          type: text-generation
        dataset:
          name: ai2_arc
          type: ai2_arc
        metrics:
          - name: AI2 Reasoning Challenge (25-Shot)
            type: AI2 Reasoning Challenge (25-Shot)
            value: 64.59
        source:
          name: Open LLM Leaderboard
          url: https://huggingface.co/spaces/HuggingFaceH4/open_llm_leaderboard
---

For more details on how to format this data, check out the Model Card specifications.

CO2 Emissions

The model card is also a great place to show information about the CO2 impact of your model. Visit our guide on tracking and reporting CO2 emissions to learn more.

Linking a Paper

If the model card includes a link to a paper on arXiv, the Hugging Face Hub will extract the arXiv ID and include it in the model tags with the format arxiv:<PAPER ID>. Clicking on the tag will let you:

  • Visit the Paper page
  • Filter for other models on the Hub that cite the same paper.

Read more about Paper pages here.

Model Card text

Details on how to fill out a human-readable model card without Hub-specific metadata (so that it may be printed out, cut+pasted, etc.) is available in the Annotated Model Card.

FAQ

How are model tags determined?

Each model page lists all the model’s tags in the page header, below the model name. These are primarily computed from the model card metadata, although some are added automatically, as described in Creating a Widget.

Can I add custom tags to my model?

Yes, you can add custom tags to your model by adding them to the tags field in the model card metadata. The metadata UI will suggest some popular tags, but you can add any tag you want. For example, you could indicate that your model is focused on finance by adding a finance tag.

How can I indicate that my model is not suitable for all audiences

You can add a not-for-all-audience tag to your model card metadata. When this tag is present, a message will be displayed on the model page indicating that the model is not for all audiences. Users can click through this message to view the model card.

Can I write LaTeX in my model card?

Yes! The Hub uses the KaTeX math typesetting library to render math formulas server-side before parsing the Markdown.

You have to use the following delimiters:

  • $$ ... $$ for display mode
  • \\(...\\) for inline mode (no space between the slashes and the parenthesis).

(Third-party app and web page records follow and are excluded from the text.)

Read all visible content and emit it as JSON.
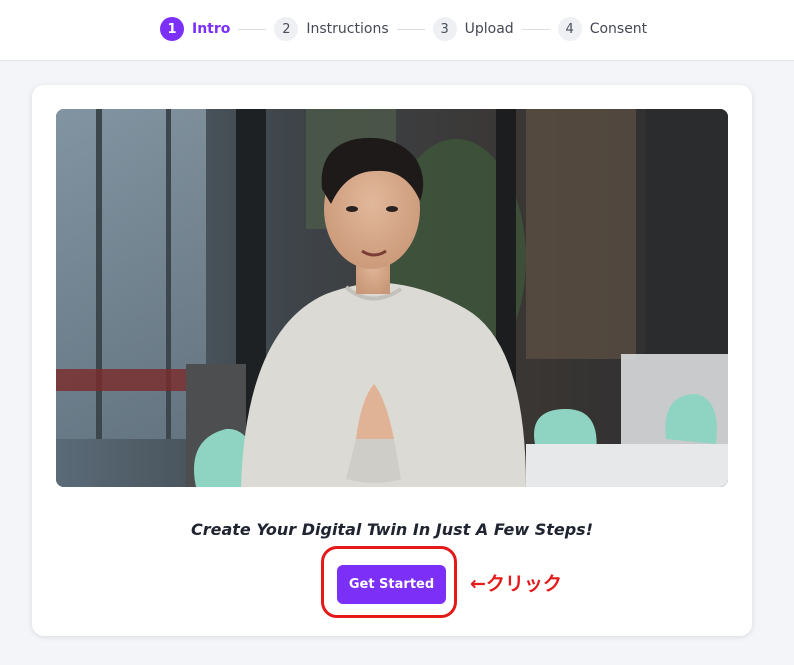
{
  "stepper": {
    "steps": [
      {
        "number": "1",
        "label": "Intro",
        "active": true
      },
      {
        "number": "2",
        "label": "Instructions",
        "active": false
      },
      {
        "number": "3",
        "label": "Upload",
        "active": false
      },
      {
        "number": "4",
        "label": "Consent",
        "active": false
      }
    ]
  },
  "main": {
    "headline": "Create Your Digital Twin In Just A Few Steps!",
    "cta_label": "Get Started"
  },
  "annotation": {
    "text": "←クリック"
  },
  "colors": {
    "accent": "#7b2ff7",
    "annotation_red": "#e41a1a",
    "page_background": "#f4f5f8"
  }
}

Then you’ll be able to write: LaTeX \LaTeX MSE=(1n)i=1n(yixi)2 \mathrm{MSE} = \left(\frac{1}{n}\right)\sum_{i=1}^{n}(y_{i} - x_{i})^{2} E=mc2 E=mc^2